Stars generally have a definite life cycle. Scientists know where in the life cycle a star is simply by how it looks. There are some stars though that defy this convention, such as IRAS 19312+1950 located 12,000 lightyears from us.
For years scientists have wondered about the star IRAS 19312+1950. It has shown characteristics of both an old and young star. On the one hand it has emitted silicon oxide and hydroxyl masers, which are normally from stars that are advanced in its life cycle.
However it has also shown characteristics of a young star, such as having a cloud envelop that is rich in chemicals that aid in the formation of stars, according to Phys Org. With this scientists have been wondering where IRAS 19312+1950 is in the lifecycle.
It has been speculated that the star may actually be a proto star, or one that is in that stage of becoming a star. Astronomers think that this is a star still in its embryo stage. That would then be interesting as this would be one of the few times that astronomers would see a star being formed.
However there are also those who believe that the star is actually on its declining stage. Science Daily reports that researchers believe this is so since there are masers found near it. Masers are molecules that emit much radiation over a limited range of frequency.

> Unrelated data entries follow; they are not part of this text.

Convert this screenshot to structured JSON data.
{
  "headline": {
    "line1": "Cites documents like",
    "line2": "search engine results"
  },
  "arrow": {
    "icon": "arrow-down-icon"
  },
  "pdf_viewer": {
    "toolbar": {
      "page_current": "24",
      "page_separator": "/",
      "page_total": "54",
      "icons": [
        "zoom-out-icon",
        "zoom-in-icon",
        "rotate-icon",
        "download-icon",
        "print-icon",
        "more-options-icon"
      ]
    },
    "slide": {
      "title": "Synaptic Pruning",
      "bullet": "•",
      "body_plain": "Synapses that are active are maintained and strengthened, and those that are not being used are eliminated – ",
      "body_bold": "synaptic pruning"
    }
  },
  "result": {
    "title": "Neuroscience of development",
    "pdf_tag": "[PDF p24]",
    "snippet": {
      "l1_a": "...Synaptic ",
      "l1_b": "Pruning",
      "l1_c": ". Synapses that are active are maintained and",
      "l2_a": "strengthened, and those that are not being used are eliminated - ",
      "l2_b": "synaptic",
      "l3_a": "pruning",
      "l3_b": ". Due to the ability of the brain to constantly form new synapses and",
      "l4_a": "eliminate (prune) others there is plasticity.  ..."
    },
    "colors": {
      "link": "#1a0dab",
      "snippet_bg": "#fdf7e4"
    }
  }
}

What has scientists puzzled though is the presence of the chemical rich gases around it, which could only be found in young stars. Martin Cordiner is an astrochemist for NASA's Goddard Space Flight Center in Greenbelt, Maryland and he is convinced that the star is in the process of being formed.
What convinced him and a number of his colleagues that it is a star in the process of formation is that it much brighter than when it was first found. Another clue is that there is a large amount of ice made from water and carbon dioxide in the cloud around it. This dense cloud also seem to be collapsing, which shows that the star is taking in material from it. This would then be different from an advanced star, wherein the cloud would have its material ejected into space.

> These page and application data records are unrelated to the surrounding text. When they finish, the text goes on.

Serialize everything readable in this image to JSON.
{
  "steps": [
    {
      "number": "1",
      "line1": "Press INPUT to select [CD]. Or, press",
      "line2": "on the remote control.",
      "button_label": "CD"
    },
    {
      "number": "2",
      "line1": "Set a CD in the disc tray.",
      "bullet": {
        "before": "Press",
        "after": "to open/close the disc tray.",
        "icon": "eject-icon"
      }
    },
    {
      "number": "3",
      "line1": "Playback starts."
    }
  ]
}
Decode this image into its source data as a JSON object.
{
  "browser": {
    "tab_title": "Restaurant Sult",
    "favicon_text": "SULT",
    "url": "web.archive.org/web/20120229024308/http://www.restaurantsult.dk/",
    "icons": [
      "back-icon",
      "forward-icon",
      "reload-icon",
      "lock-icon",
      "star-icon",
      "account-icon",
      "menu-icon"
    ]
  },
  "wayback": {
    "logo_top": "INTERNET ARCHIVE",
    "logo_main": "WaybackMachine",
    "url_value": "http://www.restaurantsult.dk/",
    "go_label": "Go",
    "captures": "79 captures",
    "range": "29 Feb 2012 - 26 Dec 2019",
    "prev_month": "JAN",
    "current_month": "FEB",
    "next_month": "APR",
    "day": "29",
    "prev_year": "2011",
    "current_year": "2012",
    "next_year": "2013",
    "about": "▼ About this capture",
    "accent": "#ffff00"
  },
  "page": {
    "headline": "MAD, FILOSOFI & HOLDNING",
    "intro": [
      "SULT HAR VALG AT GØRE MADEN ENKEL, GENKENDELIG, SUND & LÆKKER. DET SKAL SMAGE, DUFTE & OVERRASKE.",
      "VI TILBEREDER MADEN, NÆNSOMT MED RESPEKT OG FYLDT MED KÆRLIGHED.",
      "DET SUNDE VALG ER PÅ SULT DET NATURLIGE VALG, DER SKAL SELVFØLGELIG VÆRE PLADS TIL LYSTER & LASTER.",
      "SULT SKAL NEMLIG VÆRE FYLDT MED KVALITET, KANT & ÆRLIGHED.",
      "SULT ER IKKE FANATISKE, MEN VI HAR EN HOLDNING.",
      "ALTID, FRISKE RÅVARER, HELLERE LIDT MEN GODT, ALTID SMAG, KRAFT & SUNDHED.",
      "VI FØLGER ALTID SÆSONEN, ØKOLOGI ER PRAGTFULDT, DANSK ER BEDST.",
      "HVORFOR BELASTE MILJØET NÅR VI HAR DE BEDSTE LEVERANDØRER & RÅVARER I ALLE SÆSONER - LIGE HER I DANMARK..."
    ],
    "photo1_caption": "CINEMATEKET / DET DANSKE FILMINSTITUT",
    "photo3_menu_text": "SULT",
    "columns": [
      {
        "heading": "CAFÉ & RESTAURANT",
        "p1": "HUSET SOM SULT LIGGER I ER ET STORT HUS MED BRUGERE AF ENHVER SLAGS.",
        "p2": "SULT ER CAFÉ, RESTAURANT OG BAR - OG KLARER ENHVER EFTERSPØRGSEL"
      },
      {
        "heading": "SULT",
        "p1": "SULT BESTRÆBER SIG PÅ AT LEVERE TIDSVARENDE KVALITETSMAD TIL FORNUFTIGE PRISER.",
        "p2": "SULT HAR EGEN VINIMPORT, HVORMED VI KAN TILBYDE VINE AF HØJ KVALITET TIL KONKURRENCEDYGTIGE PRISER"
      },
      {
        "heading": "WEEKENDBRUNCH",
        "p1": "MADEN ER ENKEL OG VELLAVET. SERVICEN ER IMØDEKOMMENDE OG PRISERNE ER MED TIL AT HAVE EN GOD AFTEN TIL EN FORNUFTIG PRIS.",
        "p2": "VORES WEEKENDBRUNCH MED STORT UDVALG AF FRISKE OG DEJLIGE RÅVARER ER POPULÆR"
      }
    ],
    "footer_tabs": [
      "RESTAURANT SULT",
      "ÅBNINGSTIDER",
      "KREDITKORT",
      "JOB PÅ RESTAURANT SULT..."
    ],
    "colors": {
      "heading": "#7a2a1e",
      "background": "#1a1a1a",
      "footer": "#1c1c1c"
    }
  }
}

"We think the star is probably in an embryonic stage," Cordiner has said about it. He further points out that it is getting material from the cloud to fuel its growth. Still, most researchers agree that the star is still not typical of a proto star, nor that of an aged star either. With IRAS 19312+1950 having both features of a young and old star, it will continue to baffle scientists for years to come.

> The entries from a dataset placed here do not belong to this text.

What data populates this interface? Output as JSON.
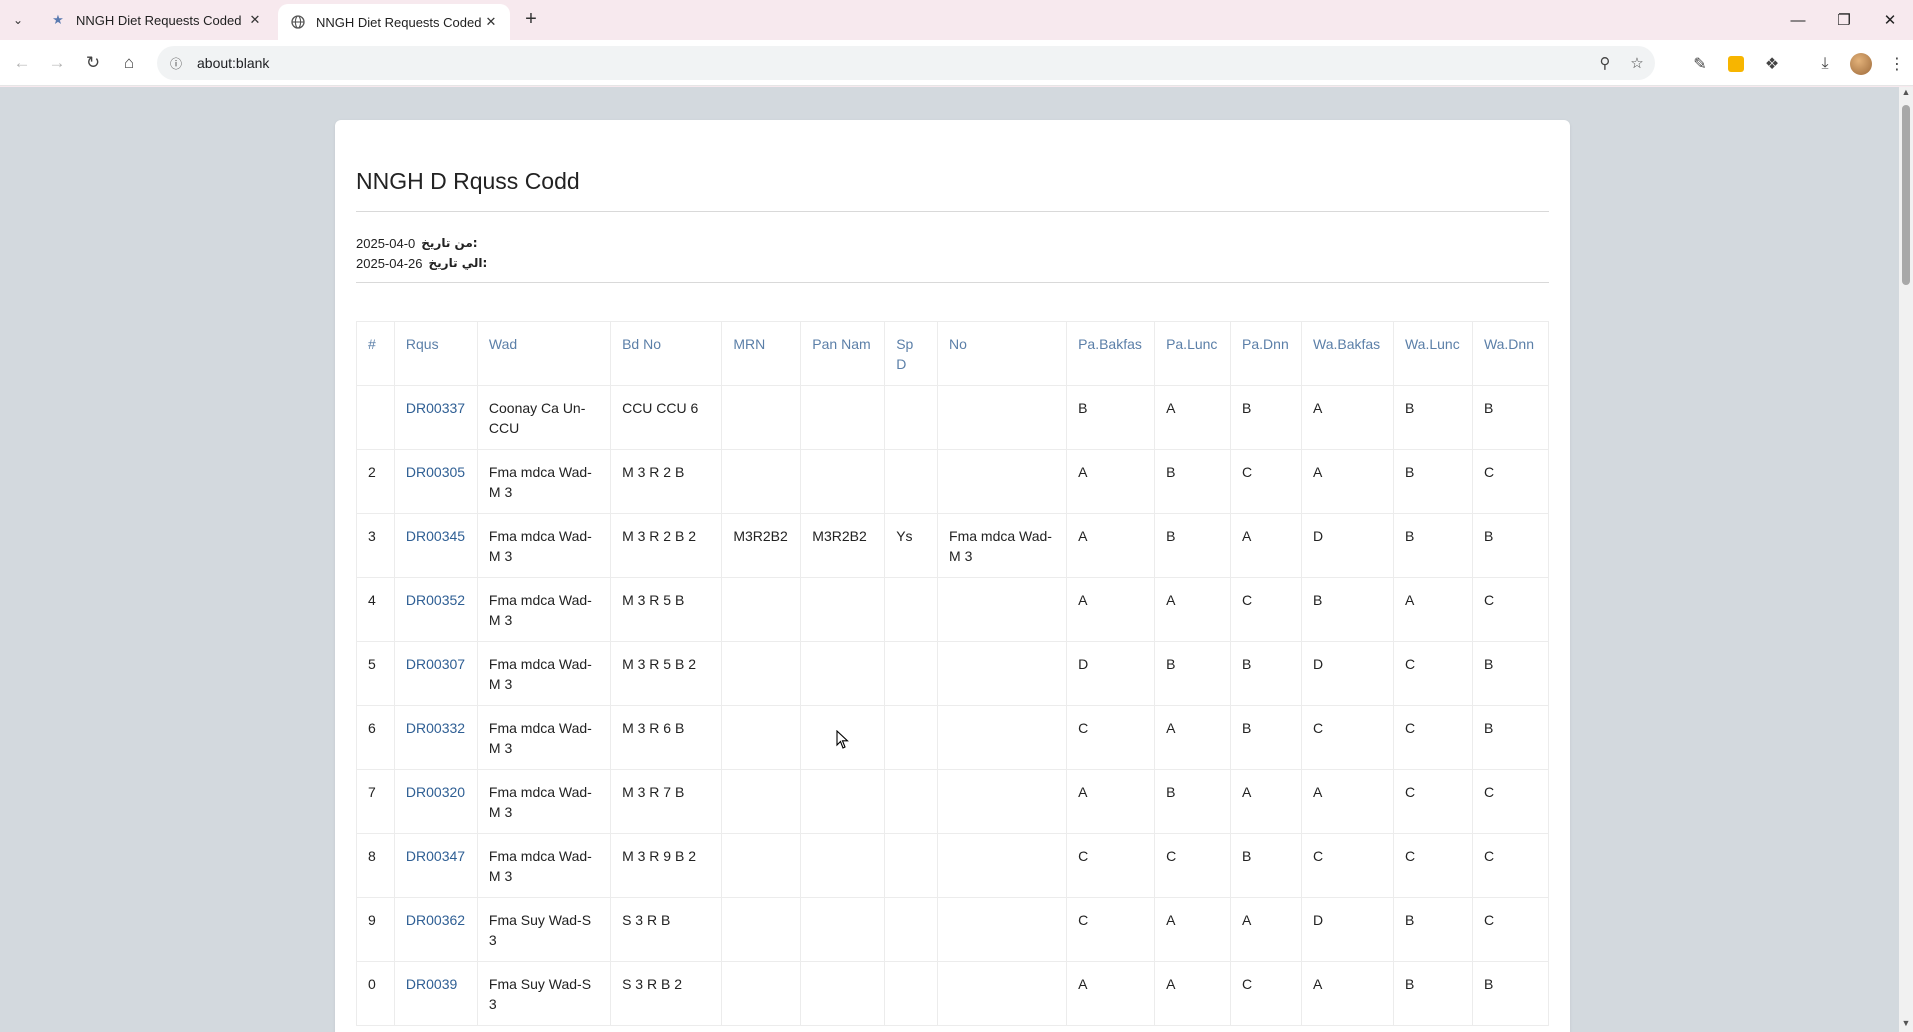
{
  "browser": {
    "tabs": [
      {
        "title": "NNGH Diet Requests Coded",
        "active": false
      },
      {
        "title": "NNGH Diet Requests Coded",
        "active": true
      }
    ],
    "url": "about:blank",
    "new_tab_symbol": "+",
    "icons": [
      "tab-search-icon",
      "back-icon",
      "forward-icon",
      "reload-icon",
      "home-icon",
      "info-icon",
      "zoom-icon",
      "star-icon",
      "pen-icon",
      "extension-icon",
      "puzzle-icon",
      "download-icon",
      "avatar",
      "more-icon"
    ]
  },
  "report": {
    "title": "NNGH D Rquss Codd",
    "from_label": "من تاريخ:",
    "from_date": "2025-04-0",
    "to_label": "الي تاريخ:",
    "to_date": "2025-04-26",
    "columns": [
      "#",
      "Rqus",
      "Wad",
      "Bd No",
      "MRN",
      "Pan Nam",
      "Sp D",
      "No",
      "Pa.Bakfas",
      "Pa.Lunc",
      "Pa.Dnn",
      "Wa.Bakfas",
      "Wa.Lunc",
      "Wa.Dnn"
    ],
    "rows": [
      {
        "num": "",
        "request": "DR00337",
        "ward": "Coonay Ca Un-CCU",
        "bed": "CCU CCU 6",
        "mrn": "",
        "patient": "",
        "sp": "",
        "note": "",
        "pb": "B",
        "pl": "A",
        "pd": "B",
        "wb": "A",
        "wl": "B",
        "wd": "B"
      },
      {
        "num": "2",
        "request": "DR00305",
        "ward": "Fma mdca Wad-M 3",
        "bed": "M 3 R 2 B",
        "mrn": "",
        "patient": "",
        "sp": "",
        "note": "",
        "pb": "A",
        "pl": "B",
        "pd": "C",
        "wb": "A",
        "wl": "B",
        "wd": "C"
      },
      {
        "num": "3",
        "request": "DR00345",
        "ward": "Fma mdca Wad-M 3",
        "bed": "M 3 R 2 B 2",
        "mrn": "M3R2B2",
        "patient": "M3R2B2",
        "sp": "Ys",
        "note": "Fma mdca Wad-M 3",
        "pb": "A",
        "pl": "B",
        "pd": "A",
        "wb": "D",
        "wl": "B",
        "wd": "B"
      },
      {
        "num": "4",
        "request": "DR00352",
        "ward": "Fma mdca Wad-M 3",
        "bed": "M 3 R 5 B",
        "mrn": "",
        "patient": "",
        "sp": "",
        "note": "",
        "pb": "A",
        "pl": "A",
        "pd": "C",
        "wb": "B",
        "wl": "A",
        "wd": "C"
      },
      {
        "num": "5",
        "request": "DR00307",
        "ward": "Fma mdca Wad-M 3",
        "bed": "M 3 R 5 B 2",
        "mrn": "",
        "patient": "",
        "sp": "",
        "note": "",
        "pb": "D",
        "pl": "B",
        "pd": "B",
        "wb": "D",
        "wl": "C",
        "wd": "B"
      },
      {
        "num": "6",
        "request": "DR00332",
        "ward": "Fma mdca Wad-M 3",
        "bed": "M 3 R 6 B",
        "mrn": "",
        "patient": "",
        "sp": "",
        "note": "",
        "pb": "C",
        "pl": "A",
        "pd": "B",
        "wb": "C",
        "wl": "C",
        "wd": "B"
      },
      {
        "num": "7",
        "request": "DR00320",
        "ward": "Fma mdca Wad-M 3",
        "bed": "M 3 R 7 B",
        "mrn": "",
        "patient": "",
        "sp": "",
        "note": "",
        "pb": "A",
        "pl": "B",
        "pd": "A",
        "wb": "A",
        "wl": "C",
        "wd": "C"
      },
      {
        "num": "8",
        "request": "DR00347",
        "ward": "Fma mdca Wad-M 3",
        "bed": "M 3 R 9 B 2",
        "mrn": "",
        "patient": "",
        "sp": "",
        "note": "",
        "pb": "C",
        "pl": "C",
        "pd": "B",
        "wb": "C",
        "wl": "C",
        "wd": "C"
      },
      {
        "num": "9",
        "request": "DR00362",
        "ward": "Fma Suy Wad-S 3",
        "bed": "S 3 R  B",
        "mrn": "",
        "patient": "",
        "sp": "",
        "note": "",
        "pb": "C",
        "pl": "A",
        "pd": "A",
        "wb": "D",
        "wl": "B",
        "wd": "C"
      },
      {
        "num": "0",
        "request": "DR0039",
        "ward": "Fma Suy Wad-S 3",
        "bed": "S 3 R  B 2",
        "mrn": "",
        "patient": "",
        "sp": "",
        "note": "",
        "pb": "A",
        "pl": "A",
        "pd": "C",
        "wb": "A",
        "wl": "B",
        "wd": "B"
      }
    ]
  },
  "colors": {
    "header_text": "#5b7fa8",
    "request_link": "#2f5f94",
    "page_bg": "#d3d9de",
    "chrome_bg": "#f7e9ee"
  }
}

For more about stars, check out iTechPost and how white dwarfs might hold the key to dark matter.